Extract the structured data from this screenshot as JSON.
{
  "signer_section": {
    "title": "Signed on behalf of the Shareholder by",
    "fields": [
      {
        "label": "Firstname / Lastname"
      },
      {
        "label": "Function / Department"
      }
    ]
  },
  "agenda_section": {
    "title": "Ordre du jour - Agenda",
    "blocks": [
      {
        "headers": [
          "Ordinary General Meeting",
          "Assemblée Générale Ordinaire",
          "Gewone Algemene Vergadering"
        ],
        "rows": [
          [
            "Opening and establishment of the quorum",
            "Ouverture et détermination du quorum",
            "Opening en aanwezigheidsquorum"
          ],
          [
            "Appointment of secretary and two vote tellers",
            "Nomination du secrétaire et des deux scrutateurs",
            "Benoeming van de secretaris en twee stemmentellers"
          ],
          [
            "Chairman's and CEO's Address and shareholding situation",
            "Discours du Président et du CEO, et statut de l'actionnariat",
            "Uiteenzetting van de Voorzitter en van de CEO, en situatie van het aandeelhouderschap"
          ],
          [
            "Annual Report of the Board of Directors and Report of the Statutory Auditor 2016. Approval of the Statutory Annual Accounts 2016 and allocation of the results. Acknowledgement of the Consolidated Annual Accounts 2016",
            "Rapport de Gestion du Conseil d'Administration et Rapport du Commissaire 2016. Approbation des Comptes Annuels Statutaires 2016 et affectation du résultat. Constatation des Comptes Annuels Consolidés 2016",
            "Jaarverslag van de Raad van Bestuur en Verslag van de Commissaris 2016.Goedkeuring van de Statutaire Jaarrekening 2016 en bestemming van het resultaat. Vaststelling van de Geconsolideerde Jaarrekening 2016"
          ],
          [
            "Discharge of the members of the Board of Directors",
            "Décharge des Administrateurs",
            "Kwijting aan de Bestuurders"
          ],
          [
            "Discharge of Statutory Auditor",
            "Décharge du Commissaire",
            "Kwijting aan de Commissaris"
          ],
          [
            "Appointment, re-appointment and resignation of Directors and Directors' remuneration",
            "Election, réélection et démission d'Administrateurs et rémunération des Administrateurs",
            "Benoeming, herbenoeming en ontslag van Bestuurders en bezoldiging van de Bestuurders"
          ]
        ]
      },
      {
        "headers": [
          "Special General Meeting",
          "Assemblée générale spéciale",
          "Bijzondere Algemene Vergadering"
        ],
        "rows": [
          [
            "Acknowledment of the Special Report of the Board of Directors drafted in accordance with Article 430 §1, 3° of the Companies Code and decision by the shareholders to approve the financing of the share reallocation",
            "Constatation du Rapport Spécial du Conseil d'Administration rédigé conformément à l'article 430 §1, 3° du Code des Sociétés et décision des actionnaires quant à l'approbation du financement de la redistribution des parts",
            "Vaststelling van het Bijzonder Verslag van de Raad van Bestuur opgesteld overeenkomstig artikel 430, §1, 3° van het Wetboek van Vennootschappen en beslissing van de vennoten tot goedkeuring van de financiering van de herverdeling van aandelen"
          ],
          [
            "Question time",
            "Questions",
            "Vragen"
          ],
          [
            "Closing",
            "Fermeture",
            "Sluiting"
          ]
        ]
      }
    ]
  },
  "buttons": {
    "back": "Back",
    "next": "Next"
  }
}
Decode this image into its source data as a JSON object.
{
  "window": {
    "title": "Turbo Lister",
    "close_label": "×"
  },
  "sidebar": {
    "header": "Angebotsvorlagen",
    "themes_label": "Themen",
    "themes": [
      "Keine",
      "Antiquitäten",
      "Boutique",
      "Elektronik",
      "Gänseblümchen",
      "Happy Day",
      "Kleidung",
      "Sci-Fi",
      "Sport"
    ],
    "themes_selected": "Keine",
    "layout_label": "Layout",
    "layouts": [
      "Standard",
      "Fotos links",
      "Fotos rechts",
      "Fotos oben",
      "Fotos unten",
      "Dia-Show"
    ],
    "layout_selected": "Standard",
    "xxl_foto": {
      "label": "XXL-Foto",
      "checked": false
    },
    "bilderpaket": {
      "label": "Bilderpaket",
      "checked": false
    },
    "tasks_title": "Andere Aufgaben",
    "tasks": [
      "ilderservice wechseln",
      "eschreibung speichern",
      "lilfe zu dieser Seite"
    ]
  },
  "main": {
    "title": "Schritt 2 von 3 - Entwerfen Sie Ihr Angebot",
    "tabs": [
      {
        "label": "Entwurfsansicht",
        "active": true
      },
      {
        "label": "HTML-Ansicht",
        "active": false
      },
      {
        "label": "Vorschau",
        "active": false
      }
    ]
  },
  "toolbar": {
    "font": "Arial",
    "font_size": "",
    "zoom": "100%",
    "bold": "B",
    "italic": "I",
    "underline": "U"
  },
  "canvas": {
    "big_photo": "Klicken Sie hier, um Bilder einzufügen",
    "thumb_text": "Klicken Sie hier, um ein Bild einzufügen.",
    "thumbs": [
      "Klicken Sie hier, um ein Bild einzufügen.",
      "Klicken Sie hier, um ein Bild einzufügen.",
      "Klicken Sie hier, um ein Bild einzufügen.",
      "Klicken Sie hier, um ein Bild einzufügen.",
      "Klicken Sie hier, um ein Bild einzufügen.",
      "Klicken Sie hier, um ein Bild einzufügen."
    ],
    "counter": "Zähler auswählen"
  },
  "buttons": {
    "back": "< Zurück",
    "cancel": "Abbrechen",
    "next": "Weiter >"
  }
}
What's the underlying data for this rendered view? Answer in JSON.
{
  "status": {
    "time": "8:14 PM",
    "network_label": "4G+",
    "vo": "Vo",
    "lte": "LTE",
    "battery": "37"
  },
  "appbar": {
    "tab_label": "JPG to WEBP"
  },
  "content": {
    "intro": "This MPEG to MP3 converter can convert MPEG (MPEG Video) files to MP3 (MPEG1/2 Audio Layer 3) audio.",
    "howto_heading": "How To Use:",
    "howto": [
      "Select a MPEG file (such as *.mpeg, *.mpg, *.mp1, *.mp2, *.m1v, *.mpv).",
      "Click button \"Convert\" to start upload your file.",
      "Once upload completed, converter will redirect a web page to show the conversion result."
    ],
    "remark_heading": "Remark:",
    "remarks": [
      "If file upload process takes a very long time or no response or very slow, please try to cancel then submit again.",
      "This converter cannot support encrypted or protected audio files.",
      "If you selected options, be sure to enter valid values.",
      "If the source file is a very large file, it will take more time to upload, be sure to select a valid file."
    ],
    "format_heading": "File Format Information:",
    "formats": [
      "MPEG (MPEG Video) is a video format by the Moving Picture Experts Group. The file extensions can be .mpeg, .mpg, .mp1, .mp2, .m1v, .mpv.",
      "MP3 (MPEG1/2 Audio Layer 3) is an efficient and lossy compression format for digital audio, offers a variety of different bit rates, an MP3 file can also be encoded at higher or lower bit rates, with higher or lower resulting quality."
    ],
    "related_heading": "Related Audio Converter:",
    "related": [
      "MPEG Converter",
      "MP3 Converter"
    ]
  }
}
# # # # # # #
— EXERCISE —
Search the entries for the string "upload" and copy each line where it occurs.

— PROBLEM SOLUTION —
      "Click button \"Convert\" to start upload your file.",
      "Once upload completed, converter will redirect a web page to show the conversion result."
      "If file upload process takes a very long time or no response or very slow, please try to cancel then submit again.",
      "If the source file is a very large file, it will take more time to upload, be sure to select a valid file."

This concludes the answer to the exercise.